and not the an infringement, you ought to find that it is so. If in principle
mere form, are it is not the same, but really different, then the defendants can- to be looked to. not be said to have infringed the patent. You will, however, when you are considering that subject, remember, that when the model of Mr. Stevens's paddles was put into the hands of Mr. Donkin, he said at first sight that it was exactly like the plaintiffs', and so like was it as to induce him to say that it was precisely the same in principle, till I pointed out to him a material difference in it, and then it appeared, that though there was a similarity of execution, there was a real difference in principle, therefore it was not similar to the plaintiffs' wheel, though at first sight it had the appearance of being similar. So you see you ought to look always to the substance, and not to the form.

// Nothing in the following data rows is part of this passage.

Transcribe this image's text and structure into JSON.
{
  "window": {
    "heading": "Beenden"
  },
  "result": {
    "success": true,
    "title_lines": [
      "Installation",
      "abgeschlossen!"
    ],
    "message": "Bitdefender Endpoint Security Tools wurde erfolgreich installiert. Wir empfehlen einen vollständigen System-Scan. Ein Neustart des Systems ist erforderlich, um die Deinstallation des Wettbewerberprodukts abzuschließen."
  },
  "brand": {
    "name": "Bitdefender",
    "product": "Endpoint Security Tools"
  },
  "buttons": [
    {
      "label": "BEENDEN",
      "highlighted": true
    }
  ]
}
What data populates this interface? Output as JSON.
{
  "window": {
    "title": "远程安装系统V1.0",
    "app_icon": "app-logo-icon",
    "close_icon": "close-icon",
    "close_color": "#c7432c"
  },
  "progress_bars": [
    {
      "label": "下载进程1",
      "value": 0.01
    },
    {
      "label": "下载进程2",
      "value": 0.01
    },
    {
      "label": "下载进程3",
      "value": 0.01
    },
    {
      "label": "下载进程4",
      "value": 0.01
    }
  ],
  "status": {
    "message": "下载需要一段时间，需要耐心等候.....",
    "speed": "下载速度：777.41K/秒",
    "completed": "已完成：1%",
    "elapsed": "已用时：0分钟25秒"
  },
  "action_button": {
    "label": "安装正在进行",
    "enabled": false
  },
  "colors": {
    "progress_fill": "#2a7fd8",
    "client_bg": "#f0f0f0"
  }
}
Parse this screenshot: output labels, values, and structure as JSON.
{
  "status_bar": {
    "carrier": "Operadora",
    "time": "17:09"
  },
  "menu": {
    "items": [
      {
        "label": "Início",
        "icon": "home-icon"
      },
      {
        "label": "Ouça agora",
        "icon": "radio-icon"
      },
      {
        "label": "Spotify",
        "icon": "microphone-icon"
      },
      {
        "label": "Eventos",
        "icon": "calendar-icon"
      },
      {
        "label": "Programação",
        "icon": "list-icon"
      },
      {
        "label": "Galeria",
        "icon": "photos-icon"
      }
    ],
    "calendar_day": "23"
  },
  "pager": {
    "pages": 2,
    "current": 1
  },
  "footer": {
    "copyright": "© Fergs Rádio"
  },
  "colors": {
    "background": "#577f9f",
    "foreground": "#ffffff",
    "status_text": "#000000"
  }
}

Then, gentlemen, the next point is, whether the specification which Mr. E. Galloway enrolled at the time he obtained this patent, is, or is not, a valid specification. That turns on a matter which it is very proper should be submitted to your consideration. I will waive it for the present, for I would rather dispose of the more clear parts of the case first. Then the third ground of defence is, that the invention of the steam engine is not an improvement in steam engines. And the fourth, that the invention of the paddle wheel is not an improvement in propelling vessels. As to that, surely there can be no doubt that it is an improvement in propelling vessels, when you are told by evidence, which has not been effectually contradicted on the other side, that the effect of this improvement in the arrangement of the paddles of these wheels has been to increase the speed of the steam boats fitted with them, by from one to one and a half knots an hour, and to make them more manage